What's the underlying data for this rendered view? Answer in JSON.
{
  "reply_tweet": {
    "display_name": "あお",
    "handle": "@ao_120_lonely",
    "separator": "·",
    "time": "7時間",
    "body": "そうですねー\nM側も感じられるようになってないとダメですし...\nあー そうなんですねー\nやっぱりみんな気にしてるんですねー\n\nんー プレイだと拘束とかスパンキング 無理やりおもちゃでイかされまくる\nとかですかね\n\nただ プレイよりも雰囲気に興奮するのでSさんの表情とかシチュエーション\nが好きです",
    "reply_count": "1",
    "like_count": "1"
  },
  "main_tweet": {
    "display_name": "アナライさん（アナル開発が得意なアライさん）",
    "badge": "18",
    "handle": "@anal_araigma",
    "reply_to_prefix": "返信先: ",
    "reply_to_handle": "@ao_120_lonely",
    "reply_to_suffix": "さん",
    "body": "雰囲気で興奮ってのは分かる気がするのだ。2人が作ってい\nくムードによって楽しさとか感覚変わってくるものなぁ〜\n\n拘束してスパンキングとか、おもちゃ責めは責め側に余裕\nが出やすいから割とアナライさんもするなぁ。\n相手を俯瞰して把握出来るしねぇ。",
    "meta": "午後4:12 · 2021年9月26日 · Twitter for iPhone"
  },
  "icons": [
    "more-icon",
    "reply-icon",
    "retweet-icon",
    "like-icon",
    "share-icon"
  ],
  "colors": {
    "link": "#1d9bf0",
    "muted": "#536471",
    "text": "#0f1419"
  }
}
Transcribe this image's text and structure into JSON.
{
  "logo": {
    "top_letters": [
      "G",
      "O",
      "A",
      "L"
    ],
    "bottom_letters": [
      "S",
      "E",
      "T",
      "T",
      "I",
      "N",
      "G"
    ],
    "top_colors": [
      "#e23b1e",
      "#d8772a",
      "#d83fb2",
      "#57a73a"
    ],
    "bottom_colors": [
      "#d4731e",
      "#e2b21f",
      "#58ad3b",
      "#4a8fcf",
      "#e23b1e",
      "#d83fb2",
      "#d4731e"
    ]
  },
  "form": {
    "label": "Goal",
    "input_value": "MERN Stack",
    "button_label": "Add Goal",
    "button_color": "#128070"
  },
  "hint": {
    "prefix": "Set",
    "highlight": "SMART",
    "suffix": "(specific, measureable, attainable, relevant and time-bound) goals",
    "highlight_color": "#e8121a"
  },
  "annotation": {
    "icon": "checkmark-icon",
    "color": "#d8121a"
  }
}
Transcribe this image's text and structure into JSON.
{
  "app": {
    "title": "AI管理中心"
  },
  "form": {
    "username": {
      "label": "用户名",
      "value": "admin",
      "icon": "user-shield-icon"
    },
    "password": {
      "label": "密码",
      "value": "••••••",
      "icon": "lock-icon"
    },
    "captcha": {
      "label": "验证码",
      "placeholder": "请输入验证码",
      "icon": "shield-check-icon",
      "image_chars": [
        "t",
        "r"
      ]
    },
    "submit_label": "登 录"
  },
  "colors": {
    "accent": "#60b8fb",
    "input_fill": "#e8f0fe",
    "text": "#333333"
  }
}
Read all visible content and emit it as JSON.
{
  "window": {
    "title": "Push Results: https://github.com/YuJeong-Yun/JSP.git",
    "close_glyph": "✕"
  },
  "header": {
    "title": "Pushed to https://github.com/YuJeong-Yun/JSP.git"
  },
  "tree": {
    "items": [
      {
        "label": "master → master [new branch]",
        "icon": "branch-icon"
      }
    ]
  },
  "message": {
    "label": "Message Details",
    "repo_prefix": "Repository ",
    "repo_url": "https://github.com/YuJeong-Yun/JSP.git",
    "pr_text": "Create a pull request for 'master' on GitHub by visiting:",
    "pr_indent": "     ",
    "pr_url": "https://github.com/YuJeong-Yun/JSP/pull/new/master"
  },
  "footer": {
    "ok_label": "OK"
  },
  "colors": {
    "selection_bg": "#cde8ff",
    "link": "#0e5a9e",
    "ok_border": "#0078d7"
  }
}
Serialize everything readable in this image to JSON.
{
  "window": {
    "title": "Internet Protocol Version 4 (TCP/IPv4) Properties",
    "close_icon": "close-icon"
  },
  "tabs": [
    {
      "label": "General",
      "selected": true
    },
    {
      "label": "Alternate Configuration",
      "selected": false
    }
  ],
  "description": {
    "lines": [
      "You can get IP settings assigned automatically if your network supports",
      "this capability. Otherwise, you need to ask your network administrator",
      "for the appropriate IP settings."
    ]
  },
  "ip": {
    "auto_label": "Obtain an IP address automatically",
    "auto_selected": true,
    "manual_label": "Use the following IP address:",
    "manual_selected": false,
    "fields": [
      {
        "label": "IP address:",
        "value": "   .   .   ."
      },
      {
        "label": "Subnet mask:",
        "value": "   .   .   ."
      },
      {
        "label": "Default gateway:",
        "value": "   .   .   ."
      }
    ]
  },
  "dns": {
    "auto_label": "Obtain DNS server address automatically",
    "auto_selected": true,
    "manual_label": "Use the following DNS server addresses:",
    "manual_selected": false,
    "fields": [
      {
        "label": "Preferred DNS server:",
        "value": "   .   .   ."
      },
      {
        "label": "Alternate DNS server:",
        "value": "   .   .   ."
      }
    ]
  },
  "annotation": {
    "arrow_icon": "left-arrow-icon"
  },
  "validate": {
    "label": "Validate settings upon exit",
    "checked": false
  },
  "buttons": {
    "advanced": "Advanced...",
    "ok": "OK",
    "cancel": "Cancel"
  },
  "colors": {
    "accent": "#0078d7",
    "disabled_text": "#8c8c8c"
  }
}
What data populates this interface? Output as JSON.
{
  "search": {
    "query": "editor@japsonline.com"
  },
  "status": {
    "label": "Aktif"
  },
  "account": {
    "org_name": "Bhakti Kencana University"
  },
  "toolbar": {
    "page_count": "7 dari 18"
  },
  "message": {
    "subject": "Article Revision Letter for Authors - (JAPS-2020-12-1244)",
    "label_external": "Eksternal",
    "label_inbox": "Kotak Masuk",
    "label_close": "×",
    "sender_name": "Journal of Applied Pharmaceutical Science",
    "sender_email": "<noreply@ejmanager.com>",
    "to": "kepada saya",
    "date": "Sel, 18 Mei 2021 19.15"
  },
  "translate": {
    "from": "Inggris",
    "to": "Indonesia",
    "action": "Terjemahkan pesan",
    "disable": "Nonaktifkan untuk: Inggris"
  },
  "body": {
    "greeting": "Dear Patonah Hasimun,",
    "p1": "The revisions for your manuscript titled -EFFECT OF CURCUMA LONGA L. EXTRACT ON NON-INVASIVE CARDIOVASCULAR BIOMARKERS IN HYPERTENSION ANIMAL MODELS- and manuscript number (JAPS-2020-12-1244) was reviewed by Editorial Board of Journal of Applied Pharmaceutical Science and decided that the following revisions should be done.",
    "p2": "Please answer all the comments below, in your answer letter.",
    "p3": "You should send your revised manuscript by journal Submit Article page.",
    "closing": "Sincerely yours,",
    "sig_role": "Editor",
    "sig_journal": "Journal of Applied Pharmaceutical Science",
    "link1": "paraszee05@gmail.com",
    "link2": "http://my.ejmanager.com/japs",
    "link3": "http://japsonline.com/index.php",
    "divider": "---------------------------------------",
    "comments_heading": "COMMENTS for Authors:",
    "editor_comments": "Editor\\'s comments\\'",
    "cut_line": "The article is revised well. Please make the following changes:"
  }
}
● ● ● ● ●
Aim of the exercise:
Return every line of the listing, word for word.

Answer area:
What's the underlying data for this rendered view? Answer in JSON.
{
  "reply_tweet": {
    "display_name": "あお",
    "handle": "@ao_120_lonely",
    "separator": "·",
    "time": "7時間",
    "body": "そうですねー\nM側も感じられるようになってないとダメですし...\nあー そうなんですねー\nやっぱりみんな気にしてるんですねー\n\nんー プレイだと拘束とかスパンキング 無理やりおもちゃでイかされまくる\nとかですかね\n\nただ プレイよりも雰囲気に興奮するのでSさんの表情とかシチュエーション\nが好きです",
    "reply_count": "1",
    "like_count": "1"
  },
  "main_tweet": {
    "display_name": "アナライさん（アナル開発が得意なアライさん）",
    "badge": "18",
    "handle": "@anal_araigma",
    "reply_to_prefix": "返信先: ",
    "reply_to_handle": "@ao_120_lonely",
    "reply_to_suffix": "さん",
    "body": "雰囲気で興奮ってのは分かる気がするのだ。2人が作ってい\nくムードによって楽しさとか感覚変わってくるものなぁ〜\n\n拘束してスパンキングとか、おもちゃ責めは責め側に余裕\nが出やすいから割とアナライさんもするなぁ。\n相手を俯瞰して把握出来るしねぇ。",
    "meta": "午後4:12 · 2021年9月26日 · Twitter for iPhone"
  },
  "icons": [
    "more-icon",
    "reply-icon",
    "retweet-icon",
    "like-icon",
    "share-icon"
  ],
  "colors": {
    "link": "#1d9bf0",
    "muted": "#536471",
    "text": "#0f1419"
  }
}
Transcribe this image's text and structure into JSON.
{
  "logo": {
    "top_letters": [
      "G",
      "O",
      "A",
      "L"
    ],
    "bottom_letters": [
      "S",
      "E",
      "T",
      "T",
      "I",
      "N",
      "G"
    ],
    "top_colors": [
      "#e23b1e",
      "#d8772a",
      "#d83fb2",
      "#57a73a"
    ],
    "bottom_colors": [
      "#d4731e",
      "#e2b21f",
      "#58ad3b",
      "#4a8fcf",
      "#e23b1e",
      "#d83fb2",
      "#d4731e"
    ]
  },
  "form": {
    "label": "Goal",
    "input_value": "MERN Stack",
    "button_label": "Add Goal",
    "button_color": "#128070"
  },
  "hint": {
    "prefix": "Set",
    "highlight": "SMART",
    "suffix": "(specific, measureable, attainable, relevant and time-bound) goals",
    "highlight_color": "#e8121a"
  },
  "annotation": {
    "icon": "checkmark-icon",
    "color": "#d8121a"
  }
}
Transcribe this image's text and structure into JSON.
{
  "app": {
    "title": "AI管理中心"
  },
  "form": {
    "username": {
      "label": "用户名",
      "value": "admin",
      "icon": "user-shield-icon"
    },
    "password": {
      "label": "密码",
      "value": "••••••",
      "icon": "lock-icon"
    },
    "captcha": {
      "label": "验证码",
      "placeholder": "请输入验证码",
      "icon": "shield-check-icon",
      "image_chars": [
        "t",
        "r"
      ]
    },
    "submit_label": "登 录"
  },
  "colors": {
    "accent": "#60b8fb",
    "input_fill": "#e8f0fe",
    "text": "#333333"
  }
}
Read all visible content and emit it as JSON.
{
  "window": {
    "title": "Push Results: https://github.com/YuJeong-Yun/JSP.git",
    "close_glyph": "✕"
  },
  "header": {
    "title": "Pushed to https://github.com/YuJeong-Yun/JSP.git"
  },
  "tree": {
    "items": [
      {
        "label": "master → master [new branch]",
        "icon": "branch-icon"
      }
    ]
  },
  "message": {
    "label": "Message Details",
    "repo_prefix": "Repository ",
    "repo_url": "https://github.com/YuJeong-Yun/JSP.git",
    "pr_text": "Create a pull request for 'master' on GitHub by visiting:",
    "pr_indent": "     ",
    "pr_url": "https://github.com/YuJeong-Yun/JSP/pull/new/master"
  },
  "footer": {
    "ok_label": "OK"
  },
  "colors": {
    "selection_bg": "#cde8ff",
    "link": "#0e5a9e",
    "ok_border": "#0078d7"
  }
}
Serialize everything readable in this image to JSON.
{
  "window": {
    "title": "Internet Protocol Version 4 (TCP/IPv4) Properties",
    "close_icon": "close-icon"
  },
  "tabs": [
    {
      "label": "General",
      "selected": true
    },
    {
      "label": "Alternate Configuration",
      "selected": false
    }
  ],
  "description": {
    "lines": [
      "You can get IP settings assigned automatically if your network supports",
      "this capability. Otherwise, you need to ask your network administrator",
      "for the appropriate IP settings."
    ]
  },
  "ip": {
    "auto_label": "Obtain an IP address automatically",
    "auto_selected": true,
    "manual_label": "Use the following IP address:",
    "manual_selected": false,
    "fields": [
      {
        "label": "IP address:",
        "value": "   .   .   ."
      },
      {
        "label": "Subnet mask:",
        "value": "   .   .   ."
      },
      {
        "label": "Default gateway:",
        "value": "   .   .   ."
      }
    ]
  },
  "dns": {
    "auto_label": "Obtain DNS server address automatically",
    "auto_selected": true,
    "manual_label": "Use the following DNS server addresses:",
    "manual_selected": false,
    "fields": [
      {
        "label": "Preferred DNS server:",
        "value": "   .   .   ."
      },
      {
        "label": "Alternate DNS server:",
        "value": "   .   .   ."
      }
    ]
  },
  "annotation": {
    "arrow_icon": "left-arrow-icon"
  },
  "validate": {
    "label": "Validate settings upon exit",
    "checked": false
  },
  "buttons": {
    "advanced": "Advanced...",
    "ok": "OK",
    "cancel": "Cancel"
  },
  "colors": {
    "accent": "#0078d7",
    "disabled_text": "#8c8c8c"
  }
}
What data populates this interface? Output as JSON.
{
  "search": {
    "query": "editor@japsonline.com"
  },
  "status": {
    "label": "Aktif"
  },
  "account": {
    "org_name": "Bhakti Kencana University"
  },
  "toolbar": {
    "page_count": "7 dari 18"
  },
  "message": {
    "subject": "Article Revision Letter for Authors - (JAPS-2020-12-1244)",
    "label_external": "Eksternal",
    "label_inbox": "Kotak Masuk",
    "label_close": "×",
    "sender_name": "Journal of Applied Pharmaceutical Science",
    "sender_email": "<noreply@ejmanager.com>",
    "to": "kepada saya",
    "date": "Sel, 18 Mei 2021 19.15"
  },
  "translate": {
    "from": "Inggris",
    "to": "Indonesia",
    "action": "Terjemahkan pesan",
    "disable": "Nonaktifkan untuk: Inggris"
  },
  "body": {
    "greeting": "Dear Patonah Hasimun,",
    "p1": "The revisions for your manuscript titled -EFFECT OF CURCUMA LONGA L. EXTRACT ON NON-INVASIVE CARDIOVASCULAR BIOMARKERS IN HYPERTENSION ANIMAL MODELS- and manuscript number (JAPS-2020-12-1244) was reviewed by Editorial Board of Journal of Applied Pharmaceutical Science and decided that the following revisions should be done.",
    "p2": "Please answer all the comments below, in your answer letter.",
    "p3": "You should send your revised manuscript by journal Submit Article page.",
    "closing": "Sincerely yours,",
    "sig_role": "Editor",
    "sig_journal": "Journal of Applied Pharmaceutical Science",
    "link1": "paraszee05@gmail.com",
    "link2": "http://my.ejmanager.com/japs",
    "link3": "http://japsonline.com/index.php",
    "divider": "---------------------------------------",
    "comments_heading": "COMMENTS for Authors:",
    "editor_comments": "Editor\\'s comments\\'",
    "cut_line": "The article is revised well. Please make the following changes:"
  }
}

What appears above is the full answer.